Materials provided:
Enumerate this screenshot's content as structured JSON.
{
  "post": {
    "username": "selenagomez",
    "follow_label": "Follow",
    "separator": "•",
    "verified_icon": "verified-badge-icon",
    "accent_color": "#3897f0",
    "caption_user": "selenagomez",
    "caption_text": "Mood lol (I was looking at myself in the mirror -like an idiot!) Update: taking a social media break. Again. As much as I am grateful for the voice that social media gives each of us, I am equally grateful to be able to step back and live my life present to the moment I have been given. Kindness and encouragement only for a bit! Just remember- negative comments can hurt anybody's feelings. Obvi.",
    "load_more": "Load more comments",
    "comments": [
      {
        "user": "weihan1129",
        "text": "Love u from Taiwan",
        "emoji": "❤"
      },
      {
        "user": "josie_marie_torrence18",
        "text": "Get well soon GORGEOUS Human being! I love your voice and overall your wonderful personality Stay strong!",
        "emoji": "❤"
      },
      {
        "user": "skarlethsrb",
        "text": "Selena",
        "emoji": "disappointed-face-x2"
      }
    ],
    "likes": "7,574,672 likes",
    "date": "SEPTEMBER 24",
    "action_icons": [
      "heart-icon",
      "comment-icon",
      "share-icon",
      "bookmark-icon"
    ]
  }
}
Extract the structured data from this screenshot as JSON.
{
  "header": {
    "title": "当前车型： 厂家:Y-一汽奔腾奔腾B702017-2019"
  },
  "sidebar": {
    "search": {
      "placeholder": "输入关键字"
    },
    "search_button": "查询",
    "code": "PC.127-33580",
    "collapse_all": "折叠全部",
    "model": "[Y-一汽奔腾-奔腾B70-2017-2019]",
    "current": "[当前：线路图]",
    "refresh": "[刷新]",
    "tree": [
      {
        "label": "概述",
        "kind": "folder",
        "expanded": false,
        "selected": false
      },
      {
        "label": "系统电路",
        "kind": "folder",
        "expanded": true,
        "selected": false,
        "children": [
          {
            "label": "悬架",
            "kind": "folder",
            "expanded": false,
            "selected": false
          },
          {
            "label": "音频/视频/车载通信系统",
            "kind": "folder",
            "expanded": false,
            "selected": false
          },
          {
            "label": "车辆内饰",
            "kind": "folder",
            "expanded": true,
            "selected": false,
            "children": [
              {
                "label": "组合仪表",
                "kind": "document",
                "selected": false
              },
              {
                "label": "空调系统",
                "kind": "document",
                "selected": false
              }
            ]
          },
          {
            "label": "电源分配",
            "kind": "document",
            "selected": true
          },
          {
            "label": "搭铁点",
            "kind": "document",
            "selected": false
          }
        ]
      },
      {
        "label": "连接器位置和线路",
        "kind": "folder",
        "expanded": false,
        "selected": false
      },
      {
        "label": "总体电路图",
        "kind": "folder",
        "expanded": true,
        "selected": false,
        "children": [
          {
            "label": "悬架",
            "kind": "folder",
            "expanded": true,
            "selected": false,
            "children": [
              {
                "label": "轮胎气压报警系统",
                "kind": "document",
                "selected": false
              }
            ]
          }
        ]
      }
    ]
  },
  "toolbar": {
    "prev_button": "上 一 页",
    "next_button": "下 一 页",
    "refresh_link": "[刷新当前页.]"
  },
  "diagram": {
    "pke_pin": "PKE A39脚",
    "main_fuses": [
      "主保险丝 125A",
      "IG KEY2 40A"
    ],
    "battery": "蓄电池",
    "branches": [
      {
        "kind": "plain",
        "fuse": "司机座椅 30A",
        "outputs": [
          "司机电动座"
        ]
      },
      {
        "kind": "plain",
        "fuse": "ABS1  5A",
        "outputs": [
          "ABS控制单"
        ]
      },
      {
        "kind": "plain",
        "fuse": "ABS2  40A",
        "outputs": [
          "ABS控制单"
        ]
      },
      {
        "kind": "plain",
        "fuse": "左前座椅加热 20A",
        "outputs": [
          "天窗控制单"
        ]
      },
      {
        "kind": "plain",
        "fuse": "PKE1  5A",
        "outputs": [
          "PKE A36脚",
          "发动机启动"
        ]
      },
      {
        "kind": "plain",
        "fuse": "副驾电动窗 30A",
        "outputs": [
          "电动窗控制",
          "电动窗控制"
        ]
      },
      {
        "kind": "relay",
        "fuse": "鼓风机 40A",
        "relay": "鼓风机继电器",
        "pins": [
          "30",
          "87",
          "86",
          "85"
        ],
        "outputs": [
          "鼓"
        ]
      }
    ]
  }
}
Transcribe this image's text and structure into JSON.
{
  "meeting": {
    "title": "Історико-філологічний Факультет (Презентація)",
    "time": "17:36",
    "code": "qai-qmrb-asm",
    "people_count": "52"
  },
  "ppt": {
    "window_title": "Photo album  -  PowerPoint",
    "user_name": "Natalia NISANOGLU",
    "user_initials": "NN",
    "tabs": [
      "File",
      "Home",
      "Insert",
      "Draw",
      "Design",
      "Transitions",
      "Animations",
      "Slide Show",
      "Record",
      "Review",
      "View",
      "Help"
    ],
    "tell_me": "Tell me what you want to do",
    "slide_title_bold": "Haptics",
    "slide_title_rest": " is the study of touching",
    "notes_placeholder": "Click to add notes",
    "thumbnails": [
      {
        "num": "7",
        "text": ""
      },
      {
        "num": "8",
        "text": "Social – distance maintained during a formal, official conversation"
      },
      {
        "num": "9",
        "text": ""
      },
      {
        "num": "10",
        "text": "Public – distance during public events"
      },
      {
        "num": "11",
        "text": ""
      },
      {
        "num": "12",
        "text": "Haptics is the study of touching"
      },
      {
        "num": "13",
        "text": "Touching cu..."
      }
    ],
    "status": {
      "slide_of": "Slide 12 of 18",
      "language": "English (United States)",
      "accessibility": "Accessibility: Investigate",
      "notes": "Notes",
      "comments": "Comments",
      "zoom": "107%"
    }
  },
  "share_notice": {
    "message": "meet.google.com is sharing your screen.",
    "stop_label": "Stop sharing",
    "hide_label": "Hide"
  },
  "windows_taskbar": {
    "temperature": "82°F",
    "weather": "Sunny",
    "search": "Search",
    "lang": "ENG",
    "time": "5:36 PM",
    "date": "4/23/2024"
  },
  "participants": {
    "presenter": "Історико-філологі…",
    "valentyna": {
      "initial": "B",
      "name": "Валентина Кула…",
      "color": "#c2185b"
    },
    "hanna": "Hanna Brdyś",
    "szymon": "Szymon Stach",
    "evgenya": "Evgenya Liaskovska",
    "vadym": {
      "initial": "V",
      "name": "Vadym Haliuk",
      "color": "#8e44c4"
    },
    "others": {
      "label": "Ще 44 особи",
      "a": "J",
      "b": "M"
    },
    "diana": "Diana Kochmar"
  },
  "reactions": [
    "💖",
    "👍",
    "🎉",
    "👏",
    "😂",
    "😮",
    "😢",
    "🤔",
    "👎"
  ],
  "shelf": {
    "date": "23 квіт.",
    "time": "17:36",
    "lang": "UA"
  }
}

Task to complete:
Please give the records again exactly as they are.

Solved problem:
Enumerate this screenshot's content as structured JSON.
{
  "post": {
    "username": "selenagomez",
    "follow_label": "Follow",
    "separator": "•",
    "verified_icon": "verified-badge-icon",
    "accent_color": "#3897f0",
    "caption_user": "selenagomez",
    "caption_text": "Mood lol (I was looking at myself in the mirror -like an idiot!) Update: taking a social media break. Again. As much as I am grateful for the voice that social media gives each of us, I am equally grateful to be able to step back and live my life present to the moment I have been given. Kindness and encouragement only for a bit! Just remember- negative comments can hurt anybody's feelings. Obvi.",
    "load_more": "Load more comments",
    "comments": [
      {
        "user": "weihan1129",
        "text": "Love u from Taiwan",
        "emoji": "❤"
      },
      {
        "user": "josie_marie_torrence18",
        "text": "Get well soon GORGEOUS Human being! I love your voice and overall your wonderful personality Stay strong!",
        "emoji": "❤"
      },
      {
        "user": "skarlethsrb",
        "text": "Selena",
        "emoji": "disappointed-face-x2"
      }
    ],
    "likes": "7,574,672 likes",
    "date": "SEPTEMBER 24",
    "action_icons": [
      "heart-icon",
      "comment-icon",
      "share-icon",
      "bookmark-icon"
    ]
  }
}
Extract the structured data from this screenshot as JSON.
{
  "header": {
    "title": "当前车型： 厂家:Y-一汽奔腾奔腾B702017-2019"
  },
  "sidebar": {
    "search": {
      "placeholder": "输入关键字"
    },
    "search_button": "查询",
    "code": "PC.127-33580",
    "collapse_all": "折叠全部",
    "model": "[Y-一汽奔腾-奔腾B70-2017-2019]",
    "current": "[当前：线路图]",
    "refresh": "[刷新]",
    "tree": [
      {
        "label": "概述",
        "kind": "folder",
        "expanded": false,
        "selected": false
      },
      {
        "label": "系统电路",
        "kind": "folder",
        "expanded": true,
        "selected": false,
        "children": [
          {
            "label": "悬架",
            "kind": "folder",
            "expanded": false,
            "selected": false
          },
          {
            "label": "音频/视频/车载通信系统",
            "kind": "folder",
            "expanded": false,
            "selected": false
          },
          {
            "label": "车辆内饰",
            "kind": "folder",
            "expanded": true,
            "selected": false,
            "children": [
              {
                "label": "组合仪表",
                "kind": "document",
                "selected": false
              },
              {
                "label": "空调系统",
                "kind": "document",
                "selected": false
              }
            ]
          },
          {
            "label": "电源分配",
            "kind": "document",
            "selected": true
          },
          {
            "label": "搭铁点",
            "kind": "document",
            "selected": false
          }
        ]
      },
      {
        "label": "连接器位置和线路",
        "kind": "folder",
        "expanded": false,
        "selected": false
      },
      {
        "label": "总体电路图",
        "kind": "folder",
        "expanded": true,
        "selected": false,
        "children": [
          {
            "label": "悬架",
            "kind": "folder",
            "expanded": true,
            "selected": false,
            "children": [
              {
                "label": "轮胎气压报警系统",
                "kind": "document",
                "selected": false
              }
            ]
          }
        ]
      }
    ]
  },
  "toolbar": {
    "prev_button": "上 一 页",
    "next_button": "下 一 页",
    "refresh_link": "[刷新当前页.]"
  },
  "diagram": {
    "pke_pin": "PKE A39脚",
    "main_fuses": [
      "主保险丝 125A",
      "IG KEY2 40A"
    ],
    "battery": "蓄电池",
    "branches": [
      {
        "kind": "plain",
        "fuse": "司机座椅 30A",
        "outputs": [
          "司机电动座"
        ]
      },
      {
        "kind": "plain",
        "fuse": "ABS1  5A",
        "outputs": [
          "ABS控制单"
        ]
      },
      {
        "kind": "plain",
        "fuse": "ABS2  40A",
        "outputs": [
          "ABS控制单"
        ]
      },
      {
        "kind": "plain",
        "fuse": "左前座椅加热 20A",
        "outputs": [
          "天窗控制单"
        ]
      },
      {
        "kind": "plain",
        "fuse": "PKE1  5A",
        "outputs": [
          "PKE A36脚",
          "发动机启动"
        ]
      },
      {
        "kind": "plain",
        "fuse": "副驾电动窗 30A",
        "outputs": [
          "电动窗控制",
          "电动窗控制"
        ]
      },
      {
        "kind": "relay",
        "fuse": "鼓风机 40A",
        "relay": "鼓风机继电器",
        "pins": [
          "30",
          "87",
          "86",
          "85"
        ],
        "outputs": [
          "鼓"
        ]
      }
    ]
  }
}
Transcribe this image's text and structure into JSON.
{
  "meeting": {
    "title": "Історико-філологічний Факультет (Презентація)",
    "time": "17:36",
    "code": "qai-qmrb-asm",
    "people_count": "52"
  },
  "ppt": {
    "window_title": "Photo album  -  PowerPoint",
    "user_name": "Natalia NISANOGLU",
    "user_initials": "NN",
    "tabs": [
      "File",
      "Home",
      "Insert",
      "Draw",
      "Design",
      "Transitions",
      "Animations",
      "Slide Show",
      "Record",
      "Review",
      "View",
      "Help"
    ],
    "tell_me": "Tell me what you want to do",
    "slide_title_bold": "Haptics",
    "slide_title_rest": " is the study of touching",
    "notes_placeholder": "Click to add notes",
    "thumbnails": [
      {
        "num": "7",
        "text": ""
      },
      {
        "num": "8",
        "text": "Social – distance maintained during a formal, official conversation"
      },
      {
        "num": "9",
        "text": ""
      },
      {
        "num": "10",
        "text": "Public – distance during public events"
      },
      {
        "num": "11",
        "text": ""
      },
      {
        "num": "12",
        "text": "Haptics is the study of touching"
      },
      {
        "num": "13",
        "text": "Touching cu..."
      }
    ],
    "status": {
      "slide_of": "Slide 12 of 18",
      "language": "English (United States)",
      "accessibility": "Accessibility: Investigate",
      "notes": "Notes",
      "comments": "Comments",
      "zoom": "107%"
    }
  },
  "share_notice": {
    "message": "meet.google.com is sharing your screen.",
    "stop_label": "Stop sharing",
    "hide_label": "Hide"
  },
  "windows_taskbar": {
    "temperature": "82°F",
    "weather": "Sunny",
    "search": "Search",
    "lang": "ENG",
    "time": "5:36 PM",
    "date": "4/23/2024"
  },
  "participants": {
    "presenter": "Історико-філологі…",
    "valentyna": {
      "initial": "B",
      "name": "Валентина Кула…",
      "color": "#c2185b"
    },
    "hanna": "Hanna Brdyś",
    "szymon": "Szymon Stach",
    "evgenya": "Evgenya Liaskovska",
    "vadym": {
      "initial": "V",
      "name": "Vadym Haliuk",
      "color": "#8e44c4"
    },
    "others": {
      "label": "Ще 44 особи",
      "a": "J",
      "b": "M"
    },
    "diana": "Diana Kochmar"
  },
  "reactions": [
    "💖",
    "👍",
    "🎉",
    "👏",
    "😂",
    "😮",
    "😢",
    "🤔",
    "👎"
  ],
  "shelf": {
    "date": "23 квіт.",
    "time": "17:36",
    "lang": "UA"
  }
}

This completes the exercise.